Sometimes the product or service you could potentially offer a discount on is not the appropriate service, product or procedure for that individual client and their specific needs.
It’s like bypassing a consultation all together when they “pre-buy” a service and can result in complications or the client being upset if they demand the service they already purchased. You can be setting yourself up for disgruntled patients, bad reviews, disastrous results and broken trust.
The psychological mindset of patients who purchase online coupons/groupons usually involves searching for the cheapest option. They love the thrill of a bargain. They are not brand loyalists or people concerned about the best quality as a rule. They are not likely going to be a repeat or long-term clients. According to AmSpa’s 2017 Medical Spa State of the Industry Report, an average of 70% of patients are repeat clients so patient retention is critical. Groupons might bring some money in the door initially but don't usually generate repeat business. So, it’s better to work on cultivating long-term retention with established patients or spend your marketing dollars elsewhere on services such as SEO, blogs, social media, ads, video, etc.
If you really need to generate business to get people in the door and feel like offering a discount is your quickest option, I encourage you to consider shifting the word discount to “special savings” or “a special offer” if they book a service after a consultation. Or, to re-engage your current patients who might not have been into the office in a long time. I would rather you add value to a treatment, like a mask or a product--something that adds value, can improve results, and expose them to a new product vs. reducing your profit margin.

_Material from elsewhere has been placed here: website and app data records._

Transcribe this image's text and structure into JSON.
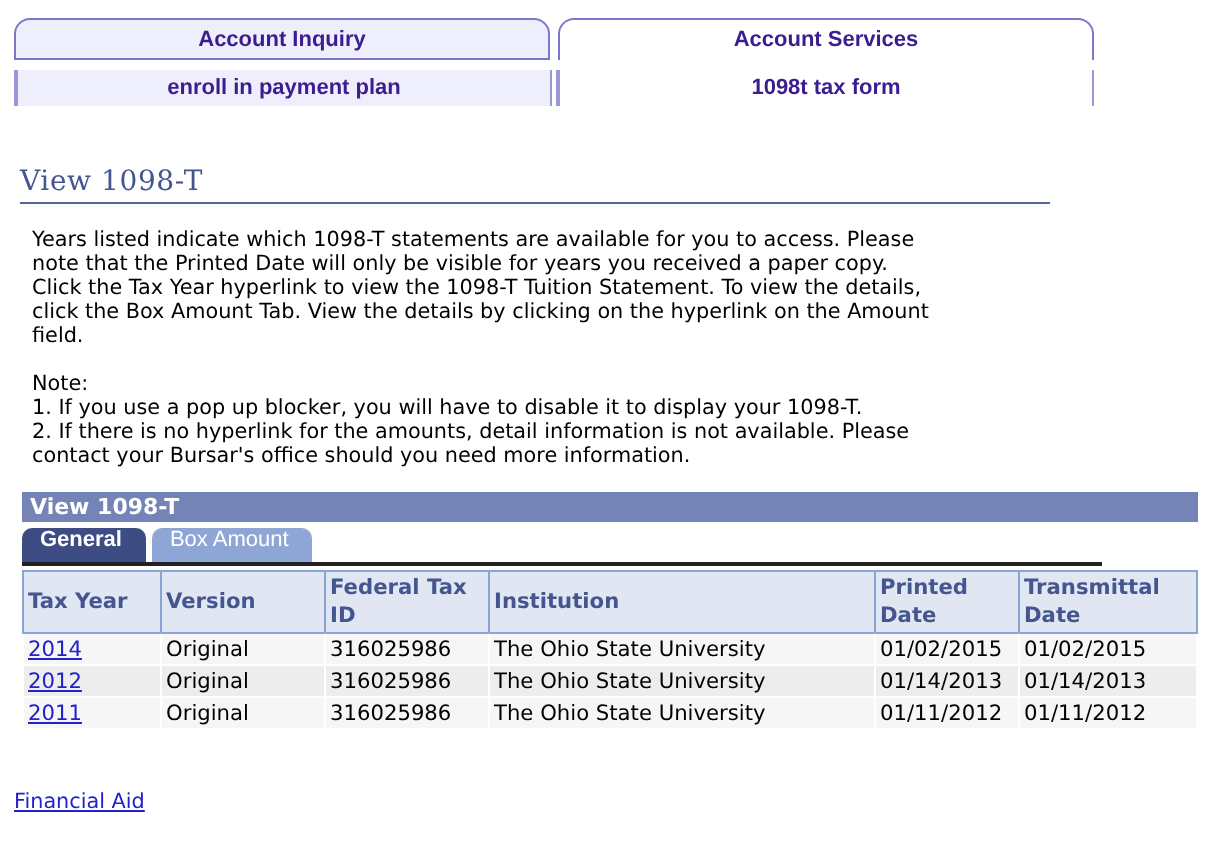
{
  "top_tabs": [
    {
      "label": "Account Inquiry",
      "selected": false
    },
    {
      "label": "Account Services",
      "selected": true
    }
  ],
  "sub_tabs": [
    {
      "label": "enroll in payment plan",
      "selected": false
    },
    {
      "label": "1098t tax form",
      "selected": true
    }
  ],
  "page_title": "View 1098-T",
  "intro": [
    "Years listed indicate which 1098-T statements are available for you to access.  Please",
    "note that the Printed Date will only be visible for years you received a paper copy.",
    "Click the Tax Year hyperlink to view the 1098-T Tuition Statement.  To view the details,",
    "click the Box Amount Tab.  View the details by clicking on the hyperlink on the Amount",
    "field."
  ],
  "note": [
    "Note:",
    "1.  If you use a pop up blocker, you will have to disable it to display your 1098-T.",
    "2.  If there is no hyperlink for the amounts, detail information is not available.  Please",
    "contact your Bursar's office should you need more information."
  ],
  "grid": {
    "title": "View 1098-T",
    "tabs": [
      {
        "label": "General",
        "selected": true
      },
      {
        "label": "Box Amount",
        "selected": false
      }
    ],
    "columns": [
      "Tax Year",
      "Version",
      "Federal Tax ID",
      "Institution",
      "Printed Date",
      "Transmittal Date"
    ],
    "rows": [
      [
        "2014",
        "Original",
        "316025986",
        "The Ohio State University",
        "01/02/2015",
        "01/02/2015"
      ],
      [
        "2012",
        "Original",
        "316025986",
        "The Ohio State University",
        "01/14/2013",
        "01/14/2013"
      ],
      [
        "2011",
        "Original",
        "316025986",
        "The Ohio State University",
        "01/11/2012",
        "01/11/2012"
      ]
    ]
  },
  "footer_link": "Financial Aid"
}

Once you get a new patient in the front door, you can use the time to show them the five-star customer experience you provide, as well as use the opportunity to cultivate your “know like and trust factor,” credential yourself as well as your practice, and discuss additional longer-term treatment plans for retention.
Special pricing can be beneficial to offer during traditionally slower times of the year or if you have a new service offering or perhaps a new provider who has come aboard offering a new area of expertise. You can also bundle your services to offer additional add-ons at a lower price if they book by a certain date. If you offer payment plans or financing, another option is to offer a special savings incentive for “upfront paid in full.”
Fee vs. Free for Consultations
Charging a fee for consultations (even a nominal one) is important as your time is money and your only non-renewable resource. If price shoppers know they will have to pay a consultation fee, they are less likely to waste your time. Plus, if you collect the consultation fee in advance or a credit card number, you can enforce a policy to charge for “no shows” or “a cancellation fee” if it is within 24 hours or whatever period of time you designate to promote patient responsibility.
To sum it up, charging a fee for consultations does the following:
Increases viable patients and perception
Minimizes cancellations and no shows
Respects your time that is valuable
Results in higher Patient Acquisition Rates
Results in more quality patients willing to spend more money
We go into more depth on this topic in our comprehensive Mastering the Art of Sales course. To learn more about our new platform APX by Terri Ross that includes the sales course and so much more, click here to book a demo.
As always, my team and I are here to help. If you haven’t already done so, please join our private Facebook group “The Aesthetics Accelerator,” where we share best practices and learn from one another. Once part of APX, you are enrolled in an exclusive Facebook group related to the software, that features office hours and private group coaching.
Terri Ross can take your business to new levels, whether you’re looking for exclusive private strategy sessions, corporate sales training, or a keynote speaker for the next major aesthetic event. Book Terri Ross today to take the first steps in giving your business the tools it needs to succeed in this incredibly competitive landscape.